* _Problem to work on_:
Each entry has to be given again in its exact wording, and no picture may appear in the result.
=== Begin Enclosure ===
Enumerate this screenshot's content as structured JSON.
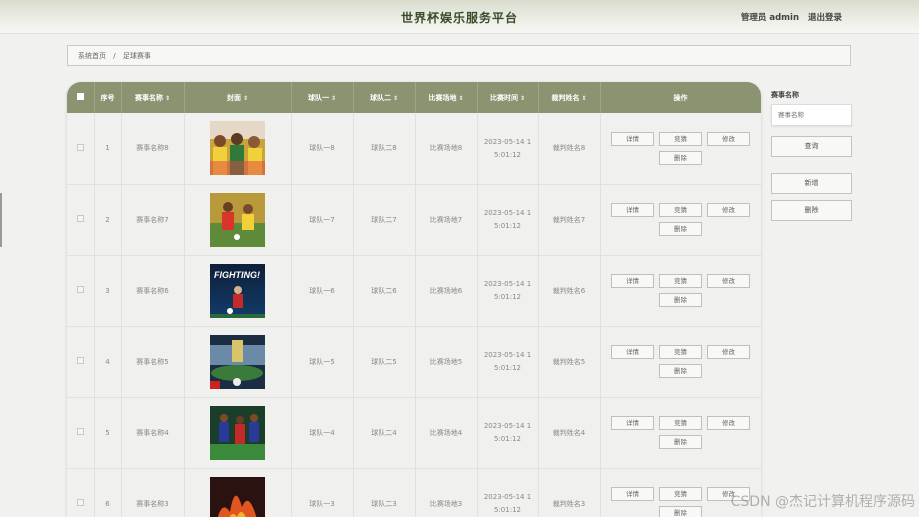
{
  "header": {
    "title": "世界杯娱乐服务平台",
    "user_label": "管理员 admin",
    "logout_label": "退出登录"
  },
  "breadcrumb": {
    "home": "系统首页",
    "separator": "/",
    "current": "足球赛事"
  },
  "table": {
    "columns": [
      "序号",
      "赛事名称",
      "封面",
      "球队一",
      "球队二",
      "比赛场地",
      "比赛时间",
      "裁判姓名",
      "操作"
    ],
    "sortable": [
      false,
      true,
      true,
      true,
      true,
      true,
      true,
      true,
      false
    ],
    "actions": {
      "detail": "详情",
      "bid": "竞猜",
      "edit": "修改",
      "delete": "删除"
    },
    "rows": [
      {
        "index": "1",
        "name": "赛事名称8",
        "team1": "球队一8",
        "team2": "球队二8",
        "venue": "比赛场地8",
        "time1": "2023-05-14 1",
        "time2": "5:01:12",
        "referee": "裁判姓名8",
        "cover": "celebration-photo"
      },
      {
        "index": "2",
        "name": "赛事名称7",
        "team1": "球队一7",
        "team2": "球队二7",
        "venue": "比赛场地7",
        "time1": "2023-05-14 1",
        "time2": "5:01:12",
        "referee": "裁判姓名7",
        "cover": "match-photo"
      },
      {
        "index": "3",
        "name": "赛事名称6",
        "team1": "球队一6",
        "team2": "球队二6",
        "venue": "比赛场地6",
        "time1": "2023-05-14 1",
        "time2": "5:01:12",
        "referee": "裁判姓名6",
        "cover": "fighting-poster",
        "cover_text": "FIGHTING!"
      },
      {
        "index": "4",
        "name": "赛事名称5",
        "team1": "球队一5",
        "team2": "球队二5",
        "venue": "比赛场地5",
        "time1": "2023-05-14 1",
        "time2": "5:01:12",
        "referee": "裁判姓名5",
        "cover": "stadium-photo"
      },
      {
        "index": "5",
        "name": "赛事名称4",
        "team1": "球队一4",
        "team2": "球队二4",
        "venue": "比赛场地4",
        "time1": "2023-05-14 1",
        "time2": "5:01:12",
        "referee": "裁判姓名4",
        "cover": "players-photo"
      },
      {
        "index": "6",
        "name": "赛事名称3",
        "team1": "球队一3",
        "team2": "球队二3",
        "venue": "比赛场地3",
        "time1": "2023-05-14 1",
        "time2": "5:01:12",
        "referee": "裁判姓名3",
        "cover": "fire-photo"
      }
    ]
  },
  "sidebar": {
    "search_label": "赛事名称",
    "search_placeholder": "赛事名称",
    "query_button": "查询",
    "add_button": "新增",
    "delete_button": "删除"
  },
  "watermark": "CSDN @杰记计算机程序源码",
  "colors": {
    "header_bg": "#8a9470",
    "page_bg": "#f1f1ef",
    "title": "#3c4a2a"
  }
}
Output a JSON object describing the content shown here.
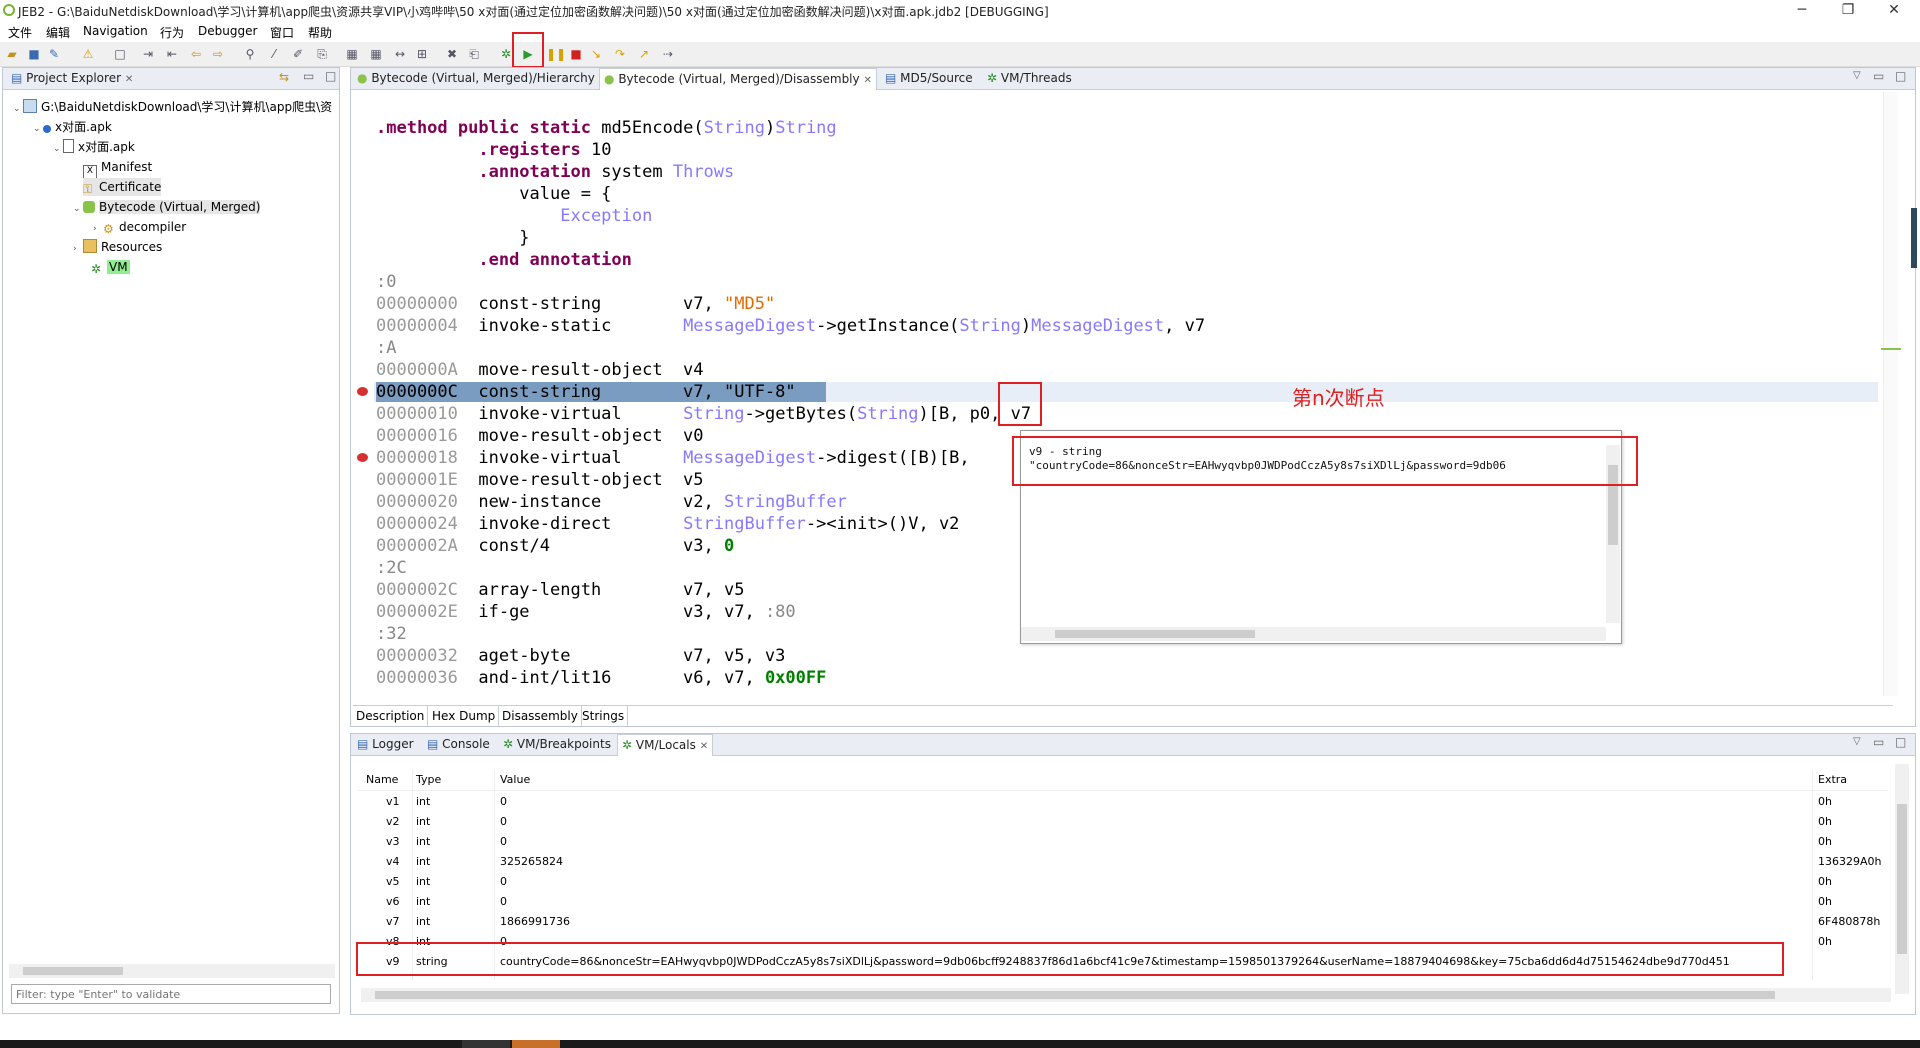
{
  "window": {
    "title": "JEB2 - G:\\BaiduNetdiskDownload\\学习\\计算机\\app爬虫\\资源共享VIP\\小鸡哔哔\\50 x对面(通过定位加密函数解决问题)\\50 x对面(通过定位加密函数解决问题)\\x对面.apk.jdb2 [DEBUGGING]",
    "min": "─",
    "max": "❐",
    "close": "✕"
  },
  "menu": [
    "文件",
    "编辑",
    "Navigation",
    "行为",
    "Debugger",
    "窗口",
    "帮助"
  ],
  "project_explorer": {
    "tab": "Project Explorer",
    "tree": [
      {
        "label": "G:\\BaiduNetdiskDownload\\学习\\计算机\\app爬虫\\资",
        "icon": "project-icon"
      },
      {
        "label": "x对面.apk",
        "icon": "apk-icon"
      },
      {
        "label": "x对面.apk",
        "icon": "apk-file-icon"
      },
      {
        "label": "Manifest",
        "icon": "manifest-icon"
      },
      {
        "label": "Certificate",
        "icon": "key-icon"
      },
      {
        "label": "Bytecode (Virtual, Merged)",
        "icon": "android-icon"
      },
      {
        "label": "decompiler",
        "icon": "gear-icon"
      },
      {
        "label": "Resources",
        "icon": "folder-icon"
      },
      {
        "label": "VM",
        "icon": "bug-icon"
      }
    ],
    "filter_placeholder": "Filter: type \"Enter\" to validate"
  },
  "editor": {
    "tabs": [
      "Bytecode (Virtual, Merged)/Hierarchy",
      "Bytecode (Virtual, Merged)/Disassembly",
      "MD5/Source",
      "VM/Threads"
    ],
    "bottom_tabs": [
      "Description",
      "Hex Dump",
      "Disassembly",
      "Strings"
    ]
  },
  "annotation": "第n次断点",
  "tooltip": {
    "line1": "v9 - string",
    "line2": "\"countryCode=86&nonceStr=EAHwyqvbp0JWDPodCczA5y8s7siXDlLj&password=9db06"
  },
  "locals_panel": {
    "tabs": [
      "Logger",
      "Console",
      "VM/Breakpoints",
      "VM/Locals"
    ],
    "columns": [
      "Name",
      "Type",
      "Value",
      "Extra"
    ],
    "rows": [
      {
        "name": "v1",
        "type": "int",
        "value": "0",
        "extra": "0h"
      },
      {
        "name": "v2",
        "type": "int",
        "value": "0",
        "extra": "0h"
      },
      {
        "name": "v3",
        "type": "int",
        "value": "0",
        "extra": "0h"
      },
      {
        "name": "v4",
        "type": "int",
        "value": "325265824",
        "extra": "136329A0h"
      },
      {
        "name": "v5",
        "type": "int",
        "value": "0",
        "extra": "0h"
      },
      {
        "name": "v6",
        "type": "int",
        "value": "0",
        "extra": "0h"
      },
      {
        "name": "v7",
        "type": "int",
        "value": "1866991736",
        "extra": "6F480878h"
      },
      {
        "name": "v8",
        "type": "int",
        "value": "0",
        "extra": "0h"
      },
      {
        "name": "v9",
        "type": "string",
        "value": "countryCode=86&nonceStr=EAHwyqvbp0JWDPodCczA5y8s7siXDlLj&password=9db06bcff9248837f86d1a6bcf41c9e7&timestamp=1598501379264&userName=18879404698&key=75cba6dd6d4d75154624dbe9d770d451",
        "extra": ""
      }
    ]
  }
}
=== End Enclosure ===
* _Answer space_:
Enumerate this screenshot's content as structured JSON.
{
  "header": {
    "title": "世界杯娱乐服务平台",
    "user_label": "管理员 admin",
    "logout_label": "退出登录"
  },
  "breadcrumb": {
    "home": "系统首页",
    "separator": "/",
    "current": "足球赛事"
  },
  "table": {
    "columns": [
      "序号",
      "赛事名称",
      "封面",
      "球队一",
      "球队二",
      "比赛场地",
      "比赛时间",
      "裁判姓名",
      "操作"
    ],
    "sortable": [
      false,
      true,
      true,
      true,
      true,
      true,
      true,
      true,
      false
    ],
    "actions": {
      "detail": "详情",
      "bid": "竞猜",
      "edit": "修改",
      "delete": "删除"
    },
    "rows": [
      {
        "index": "1",
        "name": "赛事名称8",
        "team1": "球队一8",
        "team2": "球队二8",
        "venue": "比赛场地8",
        "time1": "2023-05-14 1",
        "time2": "5:01:12",
        "referee": "裁判姓名8",
        "cover": "celebration-photo"
      },
      {
        "index": "2",
        "name": "赛事名称7",
        "team1": "球队一7",
        "team2": "球队二7",
        "venue": "比赛场地7",
        "time1": "2023-05-14 1",
        "time2": "5:01:12",
        "referee": "裁判姓名7",
        "cover": "match-photo"
      },
      {
        "index": "3",
        "name": "赛事名称6",
        "team1": "球队一6",
        "team2": "球队二6",
        "venue": "比赛场地6",
        "time1": "2023-05-14 1",
        "time2": "5:01:12",
        "referee": "裁判姓名6",
        "cover": "fighting-poster",
        "cover_text": "FIGHTING!"
      },
      {
        "index": "4",
        "name": "赛事名称5",
        "team1": "球队一5",
        "team2": "球队二5",
        "venue": "比赛场地5",
        "time1": "2023-05-14 1",
        "time2": "5:01:12",
        "referee": "裁判姓名5",
        "cover": "stadium-photo"
      },
      {
        "index": "5",
        "name": "赛事名称4",
        "team1": "球队一4",
        "team2": "球队二4",
        "venue": "比赛场地4",
        "time1": "2023-05-14 1",
        "time2": "5:01:12",
        "referee": "裁判姓名4",
        "cover": "players-photo"
      },
      {
        "index": "6",
        "name": "赛事名称3",
        "team1": "球队一3",
        "team2": "球队二3",
        "venue": "比赛场地3",
        "time1": "2023-05-14 1",
        "time2": "5:01:12",
        "referee": "裁判姓名3",
        "cover": "fire-photo"
      }
    ]
  },
  "sidebar": {
    "search_label": "赛事名称",
    "search_placeholder": "赛事名称",
    "query_button": "查询",
    "add_button": "新增",
    "delete_button": "删除"
  },
  "watermark": "CSDN @杰记计算机程序源码",
  "colors": {
    "header_bg": "#8a9470",
    "page_bg": "#f1f1ef",
    "title": "#3c4a2a"
  }
}
Output a JSON object describing the content shown here.
{
  "window": {
    "title": "JEB2 - G:\\BaiduNetdiskDownload\\学习\\计算机\\app爬虫\\资源共享VIP\\小鸡哔哔\\50 x对面(通过定位加密函数解决问题)\\50 x对面(通过定位加密函数解决问题)\\x对面.apk.jdb2 [DEBUGGING]",
    "min": "─",
    "max": "❐",
    "close": "✕"
  },
  "menu": [
    "文件",
    "编辑",
    "Navigation",
    "行为",
    "Debugger",
    "窗口",
    "帮助"
  ],
  "project_explorer": {
    "tab": "Project Explorer",
    "tree": [
      {
        "label": "G:\\BaiduNetdiskDownload\\学习\\计算机\\app爬虫\\资",
        "icon": "project-icon"
      },
      {
        "label": "x对面.apk",
        "icon": "apk-icon"
      },
      {
        "label": "x对面.apk",
        "icon": "apk-file-icon"
      },
      {
        "label": "Manifest",
        "icon": "manifest-icon"
      },
      {
        "label": "Certificate",
        "icon": "key-icon"
      },
      {
        "label": "Bytecode (Virtual, Merged)",
        "icon": "android-icon"
      },
      {
        "label": "decompiler",
        "icon": "gear-icon"
      },
      {
        "label": "Resources",
        "icon": "folder-icon"
      },
      {
        "label": "VM",
        "icon": "bug-icon"
      }
    ],
    "filter_placeholder": "Filter: type \"Enter\" to validate"
  },
  "editor": {
    "tabs": [
      "Bytecode (Virtual, Merged)/Hierarchy",
      "Bytecode (Virtual, Merged)/Disassembly",
      "MD5/Source",
      "VM/Threads"
    ],
    "bottom_tabs": [
      "Description",
      "Hex Dump",
      "Disassembly",
      "Strings"
    ]
  },
  "annotation": "第n次断点",
  "tooltip": {
    "line1": "v9 - string",
    "line2": "\"countryCode=86&nonceStr=EAHwyqvbp0JWDPodCczA5y8s7siXDlLj&password=9db06"
  },
  "locals_panel": {
    "tabs": [
      "Logger",
      "Console",
      "VM/Breakpoints",
      "VM/Locals"
    ],
    "columns": [
      "Name",
      "Type",
      "Value",
      "Extra"
    ],
    "rows": [
      {
        "name": "v1",
        "type": "int",
        "value": "0",
        "extra": "0h"
      },
      {
        "name": "v2",
        "type": "int",
        "value": "0",
        "extra": "0h"
      },
      {
        "name": "v3",
        "type": "int",
        "value": "0",
        "extra": "0h"
      },
      {
        "name": "v4",
        "type": "int",
        "value": "325265824",
        "extra": "136329A0h"
      },
      {
        "name": "v5",
        "type": "int",
        "value": "0",
        "extra": "0h"
      },
      {
        "name": "v6",
        "type": "int",
        "value": "0",
        "extra": "0h"
      },
      {
        "name": "v7",
        "type": "int",
        "value": "1866991736",
        "extra": "6F480878h"
      },
      {
        "name": "v8",
        "type": "int",
        "value": "0",
        "extra": "0h"
      },
      {
        "name": "v9",
        "type": "string",
        "value": "countryCode=86&nonceStr=EAHwyqvbp0JWDPodCczA5y8s7siXDlLj&password=9db06bcff9248837f86d1a6bcf41c9e7&timestamp=1598501379264&userName=18879404698&key=75cba6dd6d4d75154624dbe9d770d451",
        "extra": ""
      }
    ]
  }
}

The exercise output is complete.